On October 27, 2017, the Colorado Bar Association Ethics Committee adopted Formal Opinion 133, Ethical Duties of a Lawyer who is Party to a Matter Speaking with a Represented Party.
This Opinion considered a lawyer's ethical obligations in a unique factual situation: may a lawyer who is a party to a legal matter discuss the matter with represented party without first obtaining that party’s lawyer’s consent? In this scenario, the lawyer who is a party to a matter (lawyer/party) can either be pro se or be represented by separate counsel. The lawyer/party’s ethical obligations with respect to communication with opposing parties turns on this distinction.

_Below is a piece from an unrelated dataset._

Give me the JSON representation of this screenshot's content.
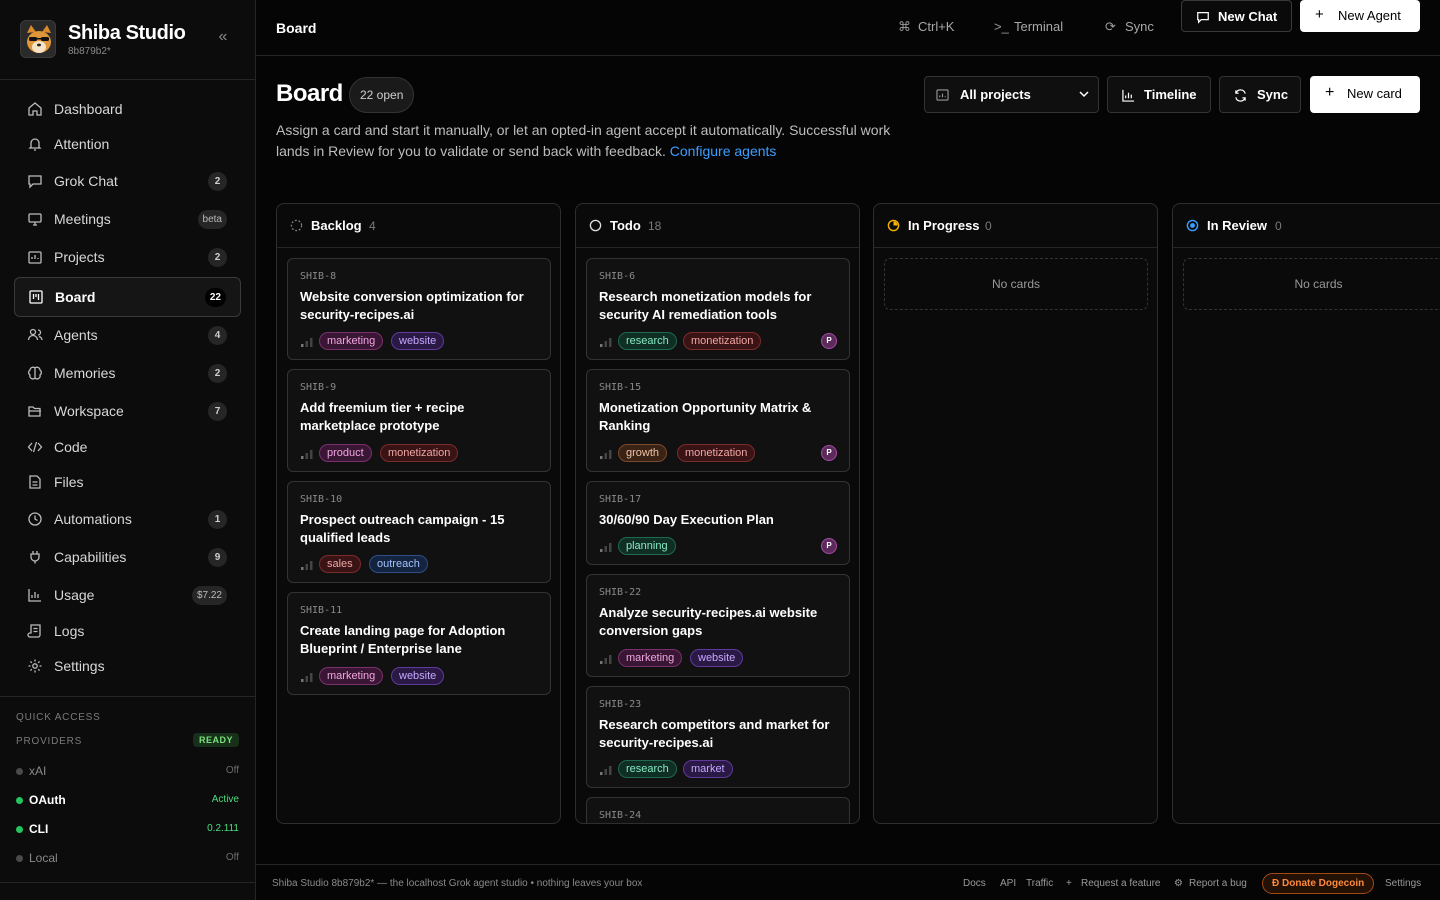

The relevant rule is CRPC 4.2, Communication with Persons Represented by Counsel. The rule states that, “[i]n representing a client, a lawyer shall not communicate about the subject of the representation with a person the lawyer knows to be represented by another lawyer in the matter, unless the lawyer has the consent of the other lawyer or is authorized to do so by law or a court order.” A previous decision by a Colorado Supreme Court Office of the Presiding Disciplinary Judge identified three purposes of the rule: (1) to protect represented persons from overreach by opposing counsel; (2) to protect the attorney-client relationship from interference by opposing counsel; and (3) to reduce the risk that persons might disclose to opposing counsel confidential information harmful to their case.
A lawyer/party may proceed pro se in a legal matter. In that case, the lawyer is actually acting as their own counsel. Colorado disciplinary decisions establish that, when a lawyer is pro se, CRPC 4.2 applies to the lawyer’s communication with other parties. A pro se lawyer will violate CRPC 4.2 by communicating directly with a represented party without their lawyer’s consent.
Conversely, a lawyer/party may be represented by counsel. Per Opinion 133, “no Colorado decision has directly addressed the second scenario.” The Ethics Committee “concludes that Rule 4.2 does not prohibit a lawyer/party from discussing the matter with a represented adverse party when the lawyer/party is represented by counsel.”
Thus, when a lawyer/party proceeds pro se, CRPC 4.2 prohibits the lawyer from directly communicating with a represented party absent consent of counsel. When a lawyer is represented in a matter, CRPC 4.2 does not prohibit the lawyer/party from directly communicating with the represented party about the matter.